Tom Kelly: |01:00:27| So, Greg, I have two questions I ask every one of my guests here on last year, the Ski Utah podcast. In the first one is what's your favorite Utah craft beer?

Greg Schirf: |01:00:38| Uh, well, you know, because I'm old school, you know, I'm sixty eight and I grew up drinking. It was beer, it was legal and at eighteen in Wisconsin. And if you're 18, I meant you could drink at 16. So I drink a lot of beer for my lifetime. I've enjoyed the whole evolution that we talked about and tasted today from, you know, starting out with, you know, with hefeweizen and moving up to all the complex IPAs going off today. I guess this would be you know, this is not contemporary. This is just historical. Hefeweizen, like you said you liked having when you were in Germany. To me, on a hot day, a hefeweizen was presented with a lemon slice is as refreshing as beer can get.

Tom Kelly: |01:01:28| Served in the proper glassware.

Greg Schirf: |01:01:30| That too! With a nice three. What I would three finger head, three finger foam.

Tom Kelly: |01:01:36| Exactly. You know, every time I go to Germany I make it a goal to bring back one or two hefeweizen glasses because you just don't you don't see him here. You know, we're used to some in our shop, you know, if you remember.

Tom Kelly: |01:01:49| And then finally groomers moguls glades or powder?

Greg Schirf: |01:01:55| I'm so old. Coming from Wisconsin.

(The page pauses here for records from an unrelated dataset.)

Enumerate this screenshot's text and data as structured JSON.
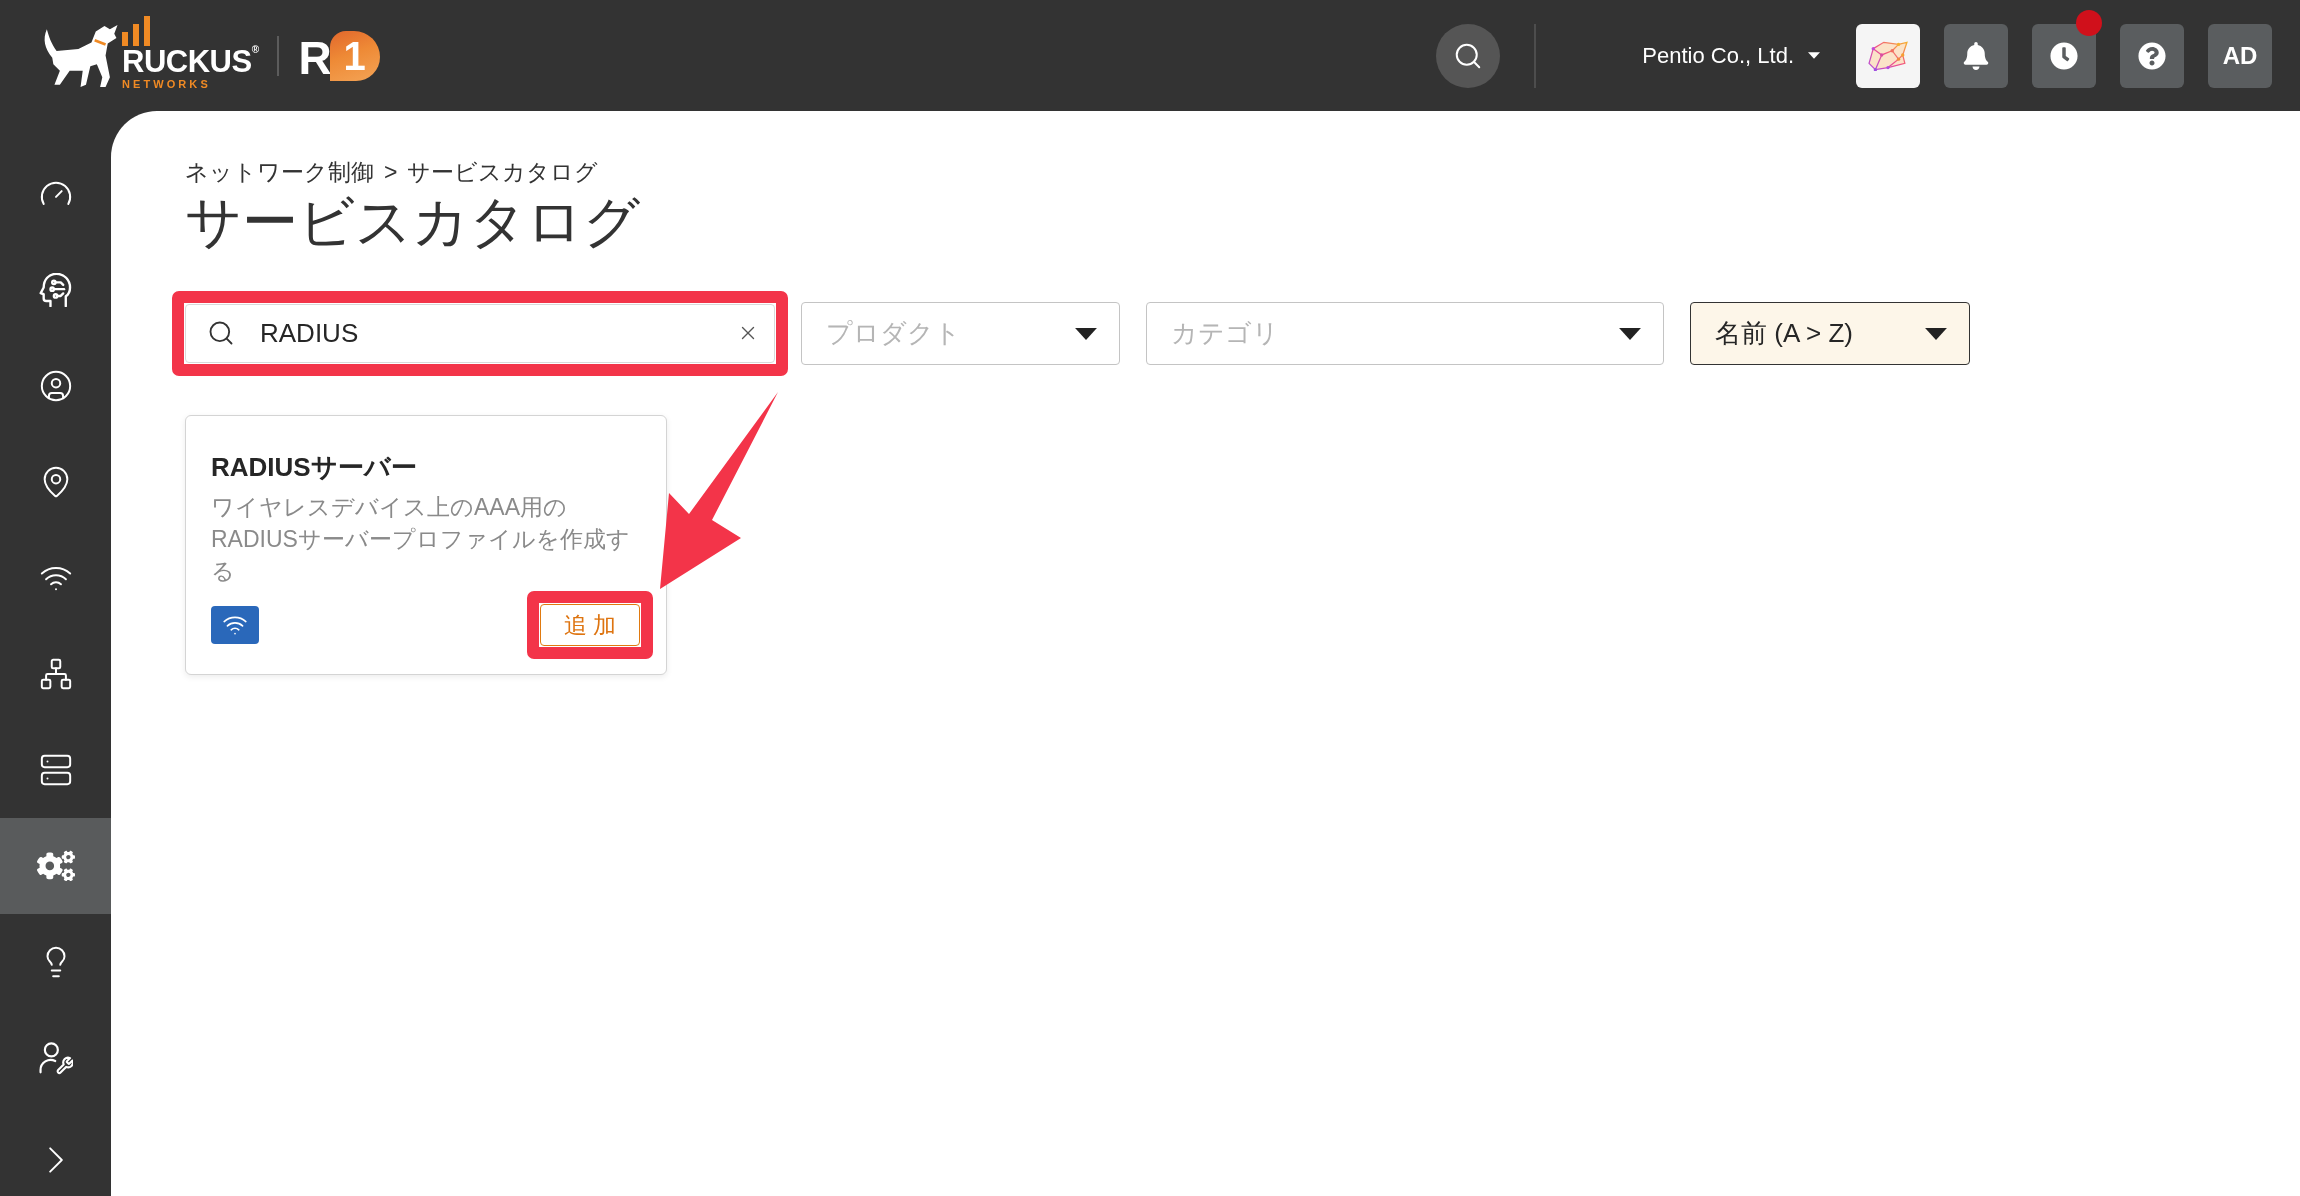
{
  "header": {
    "logo": {
      "brand": "RUCKUS$^{®}$",
      "tagline": "NETWORKS",
      "product": {
        "letter": "R",
        "number": "1"
      }
    },
    "account": {
      "name": "Pentio Co., Ltd."
    },
    "history": {
      "alert": true
    },
    "user": {
      "initials": "AD"
    }
  },
  "sidebar": {
    "items": [
      {
        "selected": false
      },
      {
        "selected": false
      },
      {
        "selected": false
      },
      {
        "selected": false
      },
      {
        "selected": false
      },
      {
        "selected": false
      },
      {
        "selected": false
      },
      {
        "selected": true
      },
      {
        "selected": false
      },
      {
        "selected": false
      }
    ]
  },
  "breadcrumb": {
    "items": [
      "ネットワーク制御",
      "サービスカタログ"
    ],
    "separator": ">"
  },
  "title": "サービスカタログ",
  "filters": {
    "search": {
      "value": "RADIUS",
      "highlighted": true
    },
    "product": {
      "placeholder": "プロダクト"
    },
    "category": {
      "placeholder": "カテゴリ"
    },
    "sort": {
      "value": "名前 (A > Z)"
    }
  },
  "cards": [
    {
      "title": "RADIUSサーバー",
      "description": "ワイヤレスデバイス上のAAA用のRADIUSサーバープロファイルを作成する",
      "action": {
        "label": "追 加",
        "highlighted": true
      }
    }
  ]
}
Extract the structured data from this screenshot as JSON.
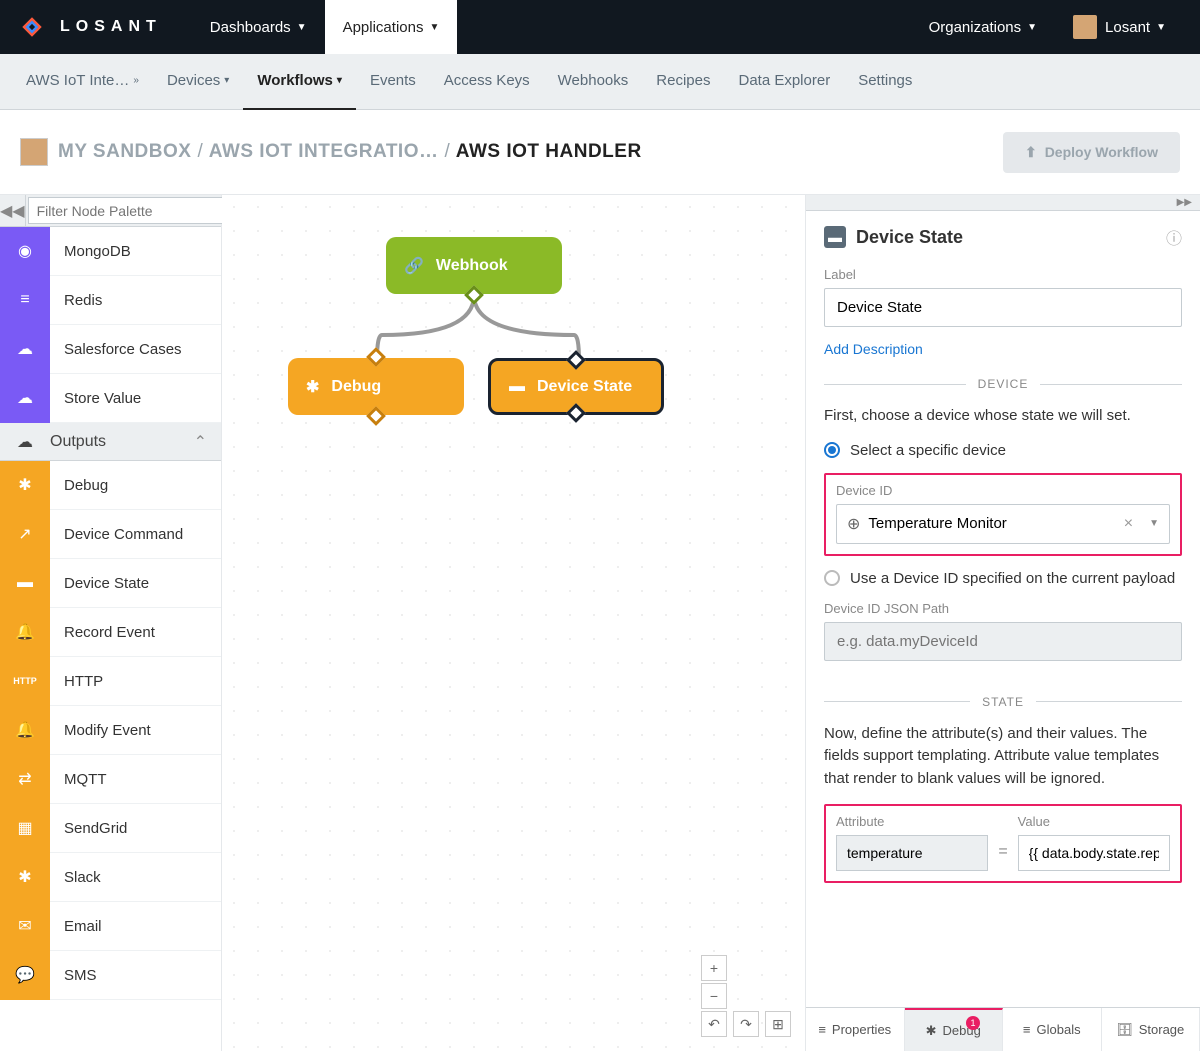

It took me a lot of nosedives to be able to ski a decent powder run. Glades and then, you know, being fortunate to ski Deer Valley with all those groomed runs for all those years. I mean, that made you feel like you could really ski better than you actually could. I got to be honest, I had my best runs on groomers because I felt like I was Stein out there making a big GS turn on a groomed run at Deer Valley.

Tom Kelly: |01:02:27| That's the most important thing. As long as you feel like you're Stein.

Greg Schirf: |01:02:31| Yeah, remember that. You just see him make those big G.S. turns.

Tom Kelly: |01:02:36| It was amazing. Greg Schirf, pioneer brewmaster from Wasatch Brewery.

Greg Schirf: |01:02:42| Old fart!

Tom Kelly: |01:02:42| No, no, no, no, no. You're still going strong. It's been an honor to talk to you today on ....

Greg Schirf: |01:02:49| We've known each other for a long time. We got the cheese head thing going for us. But I've always admired what you did for the US Ski Team and brought that program to the successes that they're enjoying. You know, today, especially with Mikaela in particular, you had a lot to do. So toast to you.

Tom Kelly: |01:03:04| Hey, cheers. Thank you, Greg.